I recently reached my long desired¬†goal of an empty inbox. That’s right, I went from over 2,000 messages to this:

Reaching 0 inbox in GMail Mobile

Why thank you Gmail Sunshine Face, I think I will enjoy my day! ūüôā

It wasn’t easy, but it was worth it.

Aside from cleaning up the visual & mental clutter of a crowded inbox, this exercise helped me:

  1. Feel organized and on top of things for the first time in 3 years.
  2. Feel grateful for the relationships and events that happened in those years.
  3. Reconnect with old friends and acquaintances.
  4. Discover my deeper problem with sticking to any productivity system.

I think I’ve found my¬†productive alternative to Pokemon Go: “Gotta clear ’em all”

Here’s how I did it and how you can too (just take 5 minutes to try out each step once as you’re reading this).

Note: While writing this post, I found out that the original Inbox Zero concept was created by Merlin Mann and presented at Google in 2007 in this talk.

The Goal

I use GMail, which has a helpful email counter that served as my scoreboard. The goal is to make it disappear (get it to zero).inbox-scoreboard

Note: I use¬†keyboard shortcuts for GMail which you can enable by clicking on the Gear icon => Settings. Select the “Keyboard shortcuts on” option under the¬†“General” tab. You can also just use your mouse ūüôā


Triaging Messages

Step 1: Bulk purge.

Delete all those old mailing list updates, promotional e-mails and other irrelevant messages that have been building up.

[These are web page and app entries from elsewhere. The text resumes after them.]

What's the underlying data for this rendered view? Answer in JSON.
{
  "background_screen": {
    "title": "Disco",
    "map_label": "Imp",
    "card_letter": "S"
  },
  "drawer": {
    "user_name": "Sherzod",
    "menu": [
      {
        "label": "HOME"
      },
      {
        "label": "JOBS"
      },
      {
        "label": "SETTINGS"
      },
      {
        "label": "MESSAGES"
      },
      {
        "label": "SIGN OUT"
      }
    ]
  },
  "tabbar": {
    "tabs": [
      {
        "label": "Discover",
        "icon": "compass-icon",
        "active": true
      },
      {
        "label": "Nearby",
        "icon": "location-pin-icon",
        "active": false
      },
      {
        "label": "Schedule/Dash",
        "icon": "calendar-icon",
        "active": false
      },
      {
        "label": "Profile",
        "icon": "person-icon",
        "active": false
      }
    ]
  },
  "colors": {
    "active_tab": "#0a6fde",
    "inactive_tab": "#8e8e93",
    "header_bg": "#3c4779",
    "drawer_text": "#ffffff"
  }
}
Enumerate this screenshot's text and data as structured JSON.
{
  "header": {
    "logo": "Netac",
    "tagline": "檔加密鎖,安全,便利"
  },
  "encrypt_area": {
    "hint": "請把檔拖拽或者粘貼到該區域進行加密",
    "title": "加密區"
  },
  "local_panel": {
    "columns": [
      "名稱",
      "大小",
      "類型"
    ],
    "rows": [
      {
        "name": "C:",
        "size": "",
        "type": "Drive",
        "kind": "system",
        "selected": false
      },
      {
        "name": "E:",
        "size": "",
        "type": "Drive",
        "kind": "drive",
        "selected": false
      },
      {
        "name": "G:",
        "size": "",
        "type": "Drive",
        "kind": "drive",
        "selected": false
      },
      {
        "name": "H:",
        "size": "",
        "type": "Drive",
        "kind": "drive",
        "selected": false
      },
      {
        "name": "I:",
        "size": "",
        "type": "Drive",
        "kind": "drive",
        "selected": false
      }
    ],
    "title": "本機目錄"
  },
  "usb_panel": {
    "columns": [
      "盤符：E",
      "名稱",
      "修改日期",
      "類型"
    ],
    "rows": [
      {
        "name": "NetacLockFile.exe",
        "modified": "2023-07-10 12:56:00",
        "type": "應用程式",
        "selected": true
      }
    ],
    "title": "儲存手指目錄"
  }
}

If you enable keyboard shortcuts, you can use ‘k’ and ‘j’ to go up/down your messages and ‘x’ to select the ones you want to delete. Then press ‘#’ to delete. This will save your hand & wrist some mouse pain.

Step 2: Label and archive.

After skimming through your messages, you may notice some patterns emerging. Create a label to group content that you don’t need to take action on (e.g. messages you want to save for history or nostalgia), label those messages and archive them.

Shortcut: Select a message(s), press ‘l’¬†to open the label menu, start typing the name of the label and press ‘enter’ (or “Create new” if it doesn’t exist yet). Then press ‘e’ to archive.

Step 3: Reply and archive.

Reply to any conversation you can push forward or resolve with a quick message. Then archive it (in case you didn’t know, the conversation comes back to your inbox when someone replies to you).

If you go to settings, there is a “Send and Archive” button you can enable that makes this one-click.

BIG WIN ====> Step 4: Create Tasks, link to the conversation(s) and archive.

Your inbox is probably crowded with messages that remind you of things you need to do. Why not use a tool designed for the job like a to-do list instead?

Go to your to-do list. Create a task for the message, then copy and paste a link to the email in the description (since Gmail doesn’t have a “share” button for the message, just copy the url in the address bar to get the link).

Here is an example task I created for Ceaseless with links to the relevant messages in the description:

This message-to-task conversion lets you:

  1. Write a better title than the e-mail subject line so you know what really needs to be accomplished.
  2. Remember the details for the task.
  3. Have a quick link to take the next step on the task (e.g. reply to the message after you’ve made a decision).
  4. Combine multiple related conversations under a single task.

Don’t forget to archive the message (shortcut: ‘e’) when you’re done.

Kudos to my friend Elijah Elkins¬†for this tip (copying a link to the e-mail in the task description) and his recommendation of the Plan app, which I’m starting to use to actually block out time on my calendar to complete tasks in my list.

Step 5: Take notes and archive/delete.

If you subscribe to any e-mail newsletters, e-mail courses or mailing lists there are probably a lot of messages you wanted to carefully read, but never got around to. For example, I had about 20 unread messages from the community building site Feverbee waiting for me.


Open your note-taking app (I use Evernote)¬†and work through those messages, writing down¬†interesting insights along the way. If the e-mail is so substantial¬†that it is worth saving, copy its link into the note and archive the e-mail. Otherwise, delete the message after you’ve gained the insight you wanted.

Step 6: Pick off the stragglers and enjoy!

After a few passes through your inbox doing steps 1-6 you’ll probably still have a couple of stragglers. Pick them off one by one and gleefully watch your inbox counter go down to zero.

The nice thing about these steps is that you can do them in any order and in multiple passes.

Maybe one weekend you do a purge while going for a walk in the park. Next you read and take notes on your backlog of learning e-mails and the following day you finish converting all outstanding e-mails into tasks.

All in all, it took me about 3 days of scattered time to knock my inbox down from ~2,000 to zero.

Now I’m greeted with this beautiful page (until tomorrow’s round of whack-an-e-mail begins…):

Reaching 0 inbox in GMail


Did these steps work for you? Share your experiences, struggles and tips with managing your inbox in the comments below!

Next I plan¬†to write about “Why productivity systems (even the one I just described) don’t seem to work for long”.